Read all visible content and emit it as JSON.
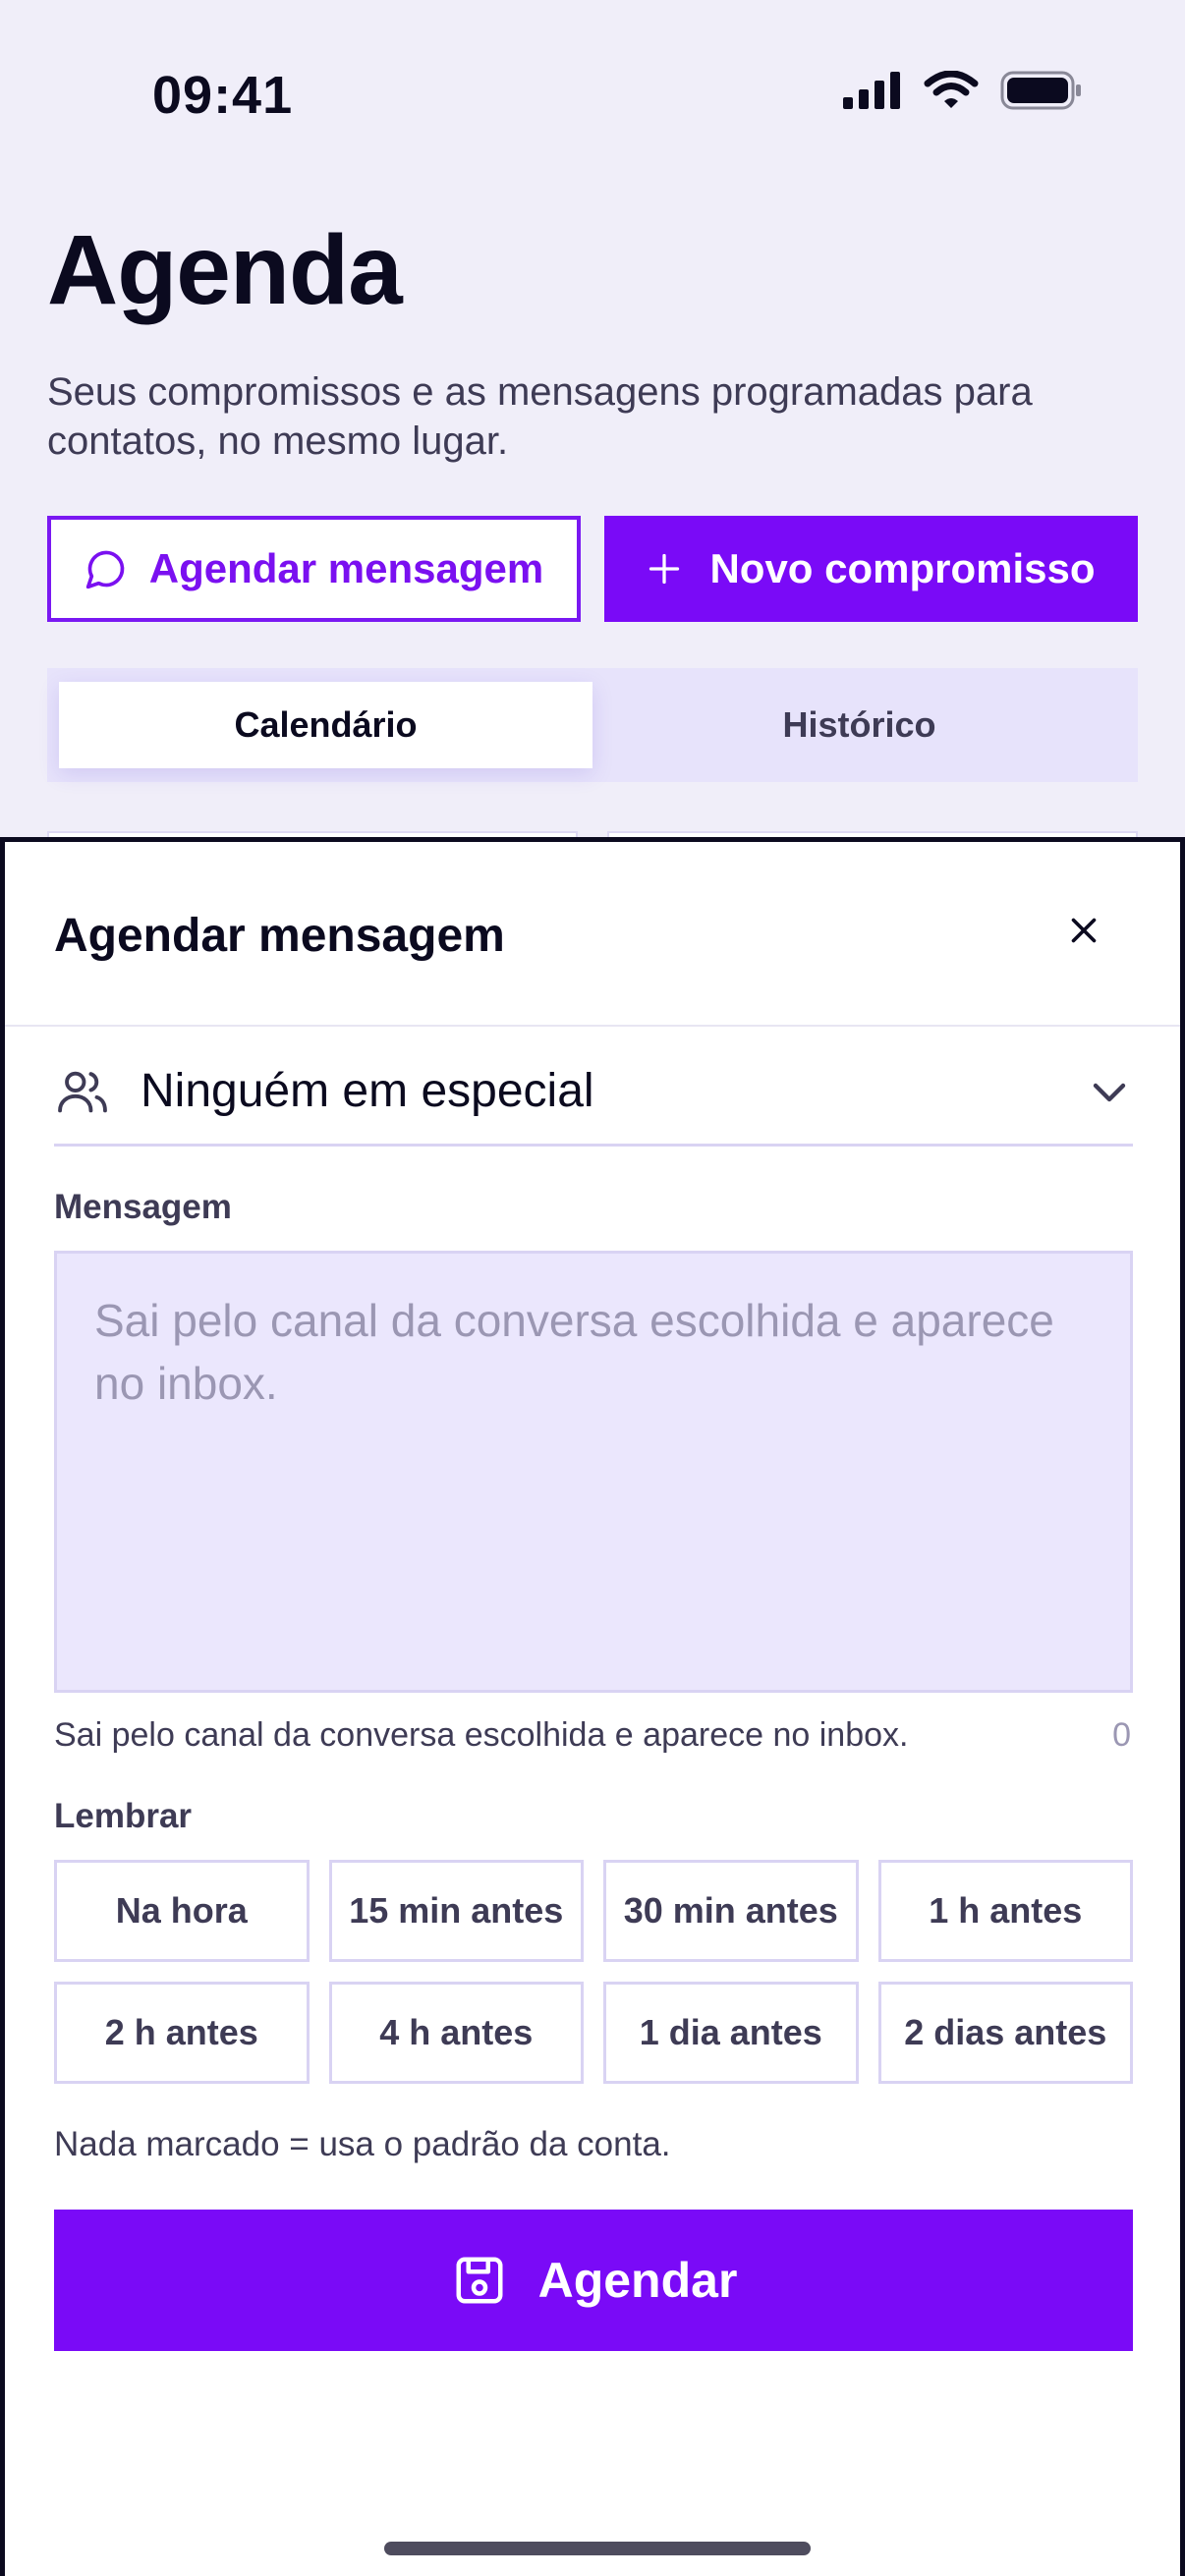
{
  "status_bar": {
    "time": "09:41"
  },
  "header": {
    "title": "Agenda",
    "subtitle": "Seus compromissos e as mensagens programadas para contatos, no mesmo lugar."
  },
  "actions": {
    "schedule_message_label": "Agendar mensagem",
    "new_appointment_label": "Novo compromisso"
  },
  "tabs": [
    {
      "label": "Calendário",
      "active": true
    },
    {
      "label": "Histórico",
      "active": false
    }
  ],
  "sheet": {
    "title": "Agendar mensagem",
    "contact_select": {
      "value": "Ninguém em especial"
    },
    "message": {
      "label": "Mensagem",
      "placeholder": "Sai pelo canal da conversa escolhida e aparece no inbox.",
      "value": "",
      "helper": "Sai pelo canal da conversa escolhida e aparece no inbox.",
      "char_count": "0"
    },
    "remind": {
      "label": "Lembrar",
      "options": [
        "Na hora",
        "15 min antes",
        "30 min antes",
        "1 h antes",
        "2 h antes",
        "4 h antes",
        "1 dia antes",
        "2 dias antes"
      ]
    },
    "default_note": "Nada marcado = usa o padrão da conta.",
    "submit_label": "Agendar"
  },
  "colors": {
    "accent": "#7a0af7",
    "background": "#f0eef9",
    "input_bg": "#ebe7fd",
    "text": "#0b0a1f"
  },
  "icons": {
    "schedule_message": "chat-bubble-icon",
    "new_appointment": "plus-icon",
    "close": "close-icon",
    "contact": "users-icon",
    "dropdown": "chevron-down-icon",
    "submit": "save-icon"
  }
}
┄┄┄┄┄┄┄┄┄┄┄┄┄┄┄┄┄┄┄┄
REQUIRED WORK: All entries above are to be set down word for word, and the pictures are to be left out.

OUTPUT OF THE TASK:
Read all visible content and emit it as JSON.
{
  "status_bar": {
    "time": "09:41"
  },
  "header": {
    "title": "Agenda",
    "subtitle": "Seus compromissos e as mensagens programadas para contatos, no mesmo lugar."
  },
  "actions": {
    "schedule_message_label": "Agendar mensagem",
    "new_appointment_label": "Novo compromisso"
  },
  "tabs": [
    {
      "label": "Calendário",
      "active": true
    },
    {
      "label": "Histórico",
      "active": false
    }
  ],
  "sheet": {
    "title": "Agendar mensagem",
    "contact_select": {
      "value": "Ninguém em especial"
    },
    "message": {
      "label": "Mensagem",
      "placeholder": "Sai pelo canal da conversa escolhida e aparece no inbox.",
      "value": "",
      "helper": "Sai pelo canal da conversa escolhida e aparece no inbox.",
      "char_count": "0"
    },
    "remind": {
      "label": "Lembrar",
      "options": [
        "Na hora",
        "15 min antes",
        "30 min antes",
        "1 h antes",
        "2 h antes",
        "4 h antes",
        "1 dia antes",
        "2 dias antes"
      ]
    },
    "default_note": "Nada marcado = usa o padrão da conta.",
    "submit_label": "Agendar"
  },
  "colors": {
    "accent": "#7a0af7",
    "background": "#f0eef9",
    "input_bg": "#ebe7fd",
    "text": "#0b0a1f"
  },
  "icons": {
    "schedule_message": "chat-bubble-icon",
    "new_appointment": "plus-icon",
    "close": "close-icon",
    "contact": "users-icon",
    "dropdown": "chevron-down-icon",
    "submit": "save-icon"
  }
}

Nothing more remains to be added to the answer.